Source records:
· · ·
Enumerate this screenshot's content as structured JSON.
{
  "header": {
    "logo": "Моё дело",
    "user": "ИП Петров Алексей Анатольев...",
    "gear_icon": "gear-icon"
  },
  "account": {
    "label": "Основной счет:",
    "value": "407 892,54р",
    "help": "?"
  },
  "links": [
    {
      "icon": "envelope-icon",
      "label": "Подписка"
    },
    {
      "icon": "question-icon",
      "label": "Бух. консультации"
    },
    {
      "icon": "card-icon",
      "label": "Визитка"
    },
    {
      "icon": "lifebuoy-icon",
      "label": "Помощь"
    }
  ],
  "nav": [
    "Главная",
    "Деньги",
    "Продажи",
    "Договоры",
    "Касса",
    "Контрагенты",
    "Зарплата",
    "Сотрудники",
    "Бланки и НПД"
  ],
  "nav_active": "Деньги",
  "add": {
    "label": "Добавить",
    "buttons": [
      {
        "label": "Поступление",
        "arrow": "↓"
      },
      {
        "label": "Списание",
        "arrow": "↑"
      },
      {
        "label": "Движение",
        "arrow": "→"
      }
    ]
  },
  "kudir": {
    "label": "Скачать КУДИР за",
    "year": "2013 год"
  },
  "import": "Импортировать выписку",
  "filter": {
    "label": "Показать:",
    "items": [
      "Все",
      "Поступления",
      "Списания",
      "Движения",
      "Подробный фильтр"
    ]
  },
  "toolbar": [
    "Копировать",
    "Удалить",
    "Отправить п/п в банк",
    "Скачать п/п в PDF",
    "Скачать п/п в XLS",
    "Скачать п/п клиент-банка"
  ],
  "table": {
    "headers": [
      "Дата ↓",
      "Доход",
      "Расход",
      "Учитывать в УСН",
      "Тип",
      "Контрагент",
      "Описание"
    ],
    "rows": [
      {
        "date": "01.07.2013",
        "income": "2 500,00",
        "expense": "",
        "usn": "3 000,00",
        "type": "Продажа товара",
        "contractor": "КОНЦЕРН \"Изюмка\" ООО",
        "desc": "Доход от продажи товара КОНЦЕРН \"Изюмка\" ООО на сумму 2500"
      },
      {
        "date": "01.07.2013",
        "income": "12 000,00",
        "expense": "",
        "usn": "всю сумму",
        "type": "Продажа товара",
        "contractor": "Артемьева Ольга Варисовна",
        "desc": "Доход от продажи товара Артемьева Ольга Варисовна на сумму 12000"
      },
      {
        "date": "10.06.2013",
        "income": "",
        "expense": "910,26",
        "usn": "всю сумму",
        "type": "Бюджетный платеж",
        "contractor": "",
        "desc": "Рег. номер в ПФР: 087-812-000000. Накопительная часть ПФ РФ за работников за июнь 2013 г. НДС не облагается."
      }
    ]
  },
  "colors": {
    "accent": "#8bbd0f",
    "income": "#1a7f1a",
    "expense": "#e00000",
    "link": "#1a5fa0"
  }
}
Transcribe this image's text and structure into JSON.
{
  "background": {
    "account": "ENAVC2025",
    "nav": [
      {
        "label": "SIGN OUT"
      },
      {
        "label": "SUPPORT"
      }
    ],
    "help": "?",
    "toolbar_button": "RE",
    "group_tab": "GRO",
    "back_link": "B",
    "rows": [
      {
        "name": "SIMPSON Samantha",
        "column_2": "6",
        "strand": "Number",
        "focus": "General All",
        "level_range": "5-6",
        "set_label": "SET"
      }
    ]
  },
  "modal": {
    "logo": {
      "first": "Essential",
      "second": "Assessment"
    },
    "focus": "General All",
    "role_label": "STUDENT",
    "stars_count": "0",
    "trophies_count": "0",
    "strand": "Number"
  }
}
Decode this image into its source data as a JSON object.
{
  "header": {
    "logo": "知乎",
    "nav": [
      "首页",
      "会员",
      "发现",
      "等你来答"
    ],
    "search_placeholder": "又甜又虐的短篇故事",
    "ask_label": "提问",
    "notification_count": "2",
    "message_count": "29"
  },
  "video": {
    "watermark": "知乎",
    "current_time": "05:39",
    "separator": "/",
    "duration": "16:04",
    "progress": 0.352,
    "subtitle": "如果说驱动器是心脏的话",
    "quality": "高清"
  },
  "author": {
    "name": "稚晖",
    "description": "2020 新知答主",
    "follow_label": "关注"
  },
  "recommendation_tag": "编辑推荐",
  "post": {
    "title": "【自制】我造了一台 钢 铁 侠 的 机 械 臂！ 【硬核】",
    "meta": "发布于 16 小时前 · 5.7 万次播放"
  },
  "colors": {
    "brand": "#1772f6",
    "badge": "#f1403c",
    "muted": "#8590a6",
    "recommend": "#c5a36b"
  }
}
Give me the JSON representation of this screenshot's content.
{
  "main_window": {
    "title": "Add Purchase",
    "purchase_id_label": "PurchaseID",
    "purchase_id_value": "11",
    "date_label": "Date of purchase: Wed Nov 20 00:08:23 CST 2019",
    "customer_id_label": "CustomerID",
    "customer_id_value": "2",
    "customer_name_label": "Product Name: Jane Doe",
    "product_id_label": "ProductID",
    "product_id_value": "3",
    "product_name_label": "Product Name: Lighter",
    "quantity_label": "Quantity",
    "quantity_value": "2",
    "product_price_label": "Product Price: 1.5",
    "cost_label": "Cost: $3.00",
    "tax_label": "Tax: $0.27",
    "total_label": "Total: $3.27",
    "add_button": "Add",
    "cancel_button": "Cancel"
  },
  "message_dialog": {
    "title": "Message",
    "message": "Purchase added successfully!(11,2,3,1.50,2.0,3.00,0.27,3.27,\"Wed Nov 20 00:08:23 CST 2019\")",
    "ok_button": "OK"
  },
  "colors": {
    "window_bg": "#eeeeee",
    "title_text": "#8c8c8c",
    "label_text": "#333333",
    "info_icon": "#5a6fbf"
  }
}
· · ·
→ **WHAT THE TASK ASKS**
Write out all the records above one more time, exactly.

→ **EXERCISE SOLUTION**
Enumerate this screenshot's content as structured JSON.
{
  "header": {
    "logo": "Моё дело",
    "user": "ИП Петров Алексей Анатольев...",
    "gear_icon": "gear-icon"
  },
  "account": {
    "label": "Основной счет:",
    "value": "407 892,54р",
    "help": "?"
  },
  "links": [
    {
      "icon": "envelope-icon",
      "label": "Подписка"
    },
    {
      "icon": "question-icon",
      "label": "Бух. консультации"
    },
    {
      "icon": "card-icon",
      "label": "Визитка"
    },
    {
      "icon": "lifebuoy-icon",
      "label": "Помощь"
    }
  ],
  "nav": [
    "Главная",
    "Деньги",
    "Продажи",
    "Договоры",
    "Касса",
    "Контрагенты",
    "Зарплата",
    "Сотрудники",
    "Бланки и НПД"
  ],
  "nav_active": "Деньги",
  "add": {
    "label": "Добавить",
    "buttons": [
      {
        "label": "Поступление",
        "arrow": "↓"
      },
      {
        "label": "Списание",
        "arrow": "↑"
      },
      {
        "label": "Движение",
        "arrow": "→"
      }
    ]
  },
  "kudir": {
    "label": "Скачать КУДИР за",
    "year": "2013 год"
  },
  "import": "Импортировать выписку",
  "filter": {
    "label": "Показать:",
    "items": [
      "Все",
      "Поступления",
      "Списания",
      "Движения",
      "Подробный фильтр"
    ]
  },
  "toolbar": [
    "Копировать",
    "Удалить",
    "Отправить п/п в банк",
    "Скачать п/п в PDF",
    "Скачать п/п в XLS",
    "Скачать п/п клиент-банка"
  ],
  "table": {
    "headers": [
      "Дата ↓",
      "Доход",
      "Расход",
      "Учитывать в УСН",
      "Тип",
      "Контрагент",
      "Описание"
    ],
    "rows": [
      {
        "date": "01.07.2013",
        "income": "2 500,00",
        "expense": "",
        "usn": "3 000,00",
        "type": "Продажа товара",
        "contractor": "КОНЦЕРН \"Изюмка\" ООО",
        "desc": "Доход от продажи товара КОНЦЕРН \"Изюмка\" ООО на сумму 2500"
      },
      {
        "date": "01.07.2013",
        "income": "12 000,00",
        "expense": "",
        "usn": "всю сумму",
        "type": "Продажа товара",
        "contractor": "Артемьева Ольга Варисовна",
        "desc": "Доход от продажи товара Артемьева Ольга Варисовна на сумму 12000"
      },
      {
        "date": "10.06.2013",
        "income": "",
        "expense": "910,26",
        "usn": "всю сумму",
        "type": "Бюджетный платеж",
        "contractor": "",
        "desc": "Рег. номер в ПФР: 087-812-000000. Накопительная часть ПФ РФ за работников за июнь 2013 г. НДС не облагается."
      }
    ]
  },
  "colors": {
    "accent": "#8bbd0f",
    "income": "#1a7f1a",
    "expense": "#e00000",
    "link": "#1a5fa0"
  }
}
Transcribe this image's text and structure into JSON.
{
  "background": {
    "account": "ENAVC2025",
    "nav": [
      {
        "label": "SIGN OUT"
      },
      {
        "label": "SUPPORT"
      }
    ],
    "help": "?",
    "toolbar_button": "RE",
    "group_tab": "GRO",
    "back_link": "B",
    "rows": [
      {
        "name": "SIMPSON Samantha",
        "column_2": "6",
        "strand": "Number",
        "focus": "General All",
        "level_range": "5-6",
        "set_label": "SET"
      }
    ]
  },
  "modal": {
    "logo": {
      "first": "Essential",
      "second": "Assessment"
    },
    "focus": "General All",
    "role_label": "STUDENT",
    "stars_count": "0",
    "trophies_count": "0",
    "strand": "Number"
  }
}
Decode this image into its source data as a JSON object.
{
  "header": {
    "logo": "知乎",
    "nav": [
      "首页",
      "会员",
      "发现",
      "等你来答"
    ],
    "search_placeholder": "又甜又虐的短篇故事",
    "ask_label": "提问",
    "notification_count": "2",
    "message_count": "29"
  },
  "video": {
    "watermark": "知乎",
    "current_time": "05:39",
    "separator": "/",
    "duration": "16:04",
    "progress": 0.352,
    "subtitle": "如果说驱动器是心脏的话",
    "quality": "高清"
  },
  "author": {
    "name": "稚晖",
    "description": "2020 新知答主",
    "follow_label": "关注"
  },
  "recommendation_tag": "编辑推荐",
  "post": {
    "title": "【自制】我造了一台 钢 铁 侠 的 机 械 臂！ 【硬核】",
    "meta": "发布于 16 小时前 · 5.7 万次播放"
  },
  "colors": {
    "brand": "#1772f6",
    "badge": "#f1403c",
    "muted": "#8590a6",
    "recommend": "#c5a36b"
  }
}
Give me the JSON representation of this screenshot's content.
{
  "main_window": {
    "title": "Add Purchase",
    "purchase_id_label": "PurchaseID",
    "purchase_id_value": "11",
    "date_label": "Date of purchase: Wed Nov 20 00:08:23 CST 2019",
    "customer_id_label": "CustomerID",
    "customer_id_value": "2",
    "customer_name_label": "Product Name: Jane Doe",
    "product_id_label": "ProductID",
    "product_id_value": "3",
    "product_name_label": "Product Name: Lighter",
    "quantity_label": "Quantity",
    "quantity_value": "2",
    "product_price_label": "Product Price: 1.5",
    "cost_label": "Cost: $3.00",
    "tax_label": "Tax: $0.27",
    "total_label": "Total: $3.27",
    "add_button": "Add",
    "cancel_button": "Cancel"
  },
  "message_dialog": {
    "title": "Message",
    "message": "Purchase added successfully!(11,2,3,1.50,2.0,3.00,0.27,3.27,\"Wed Nov 20 00:08:23 CST 2019\")",
    "ok_button": "OK"
  },
  "colors": {
    "window_bg": "#eeeeee",
    "title_text": "#8c8c8c",
    "label_text": "#333333",
    "info_icon": "#5a6fbf"
  }
}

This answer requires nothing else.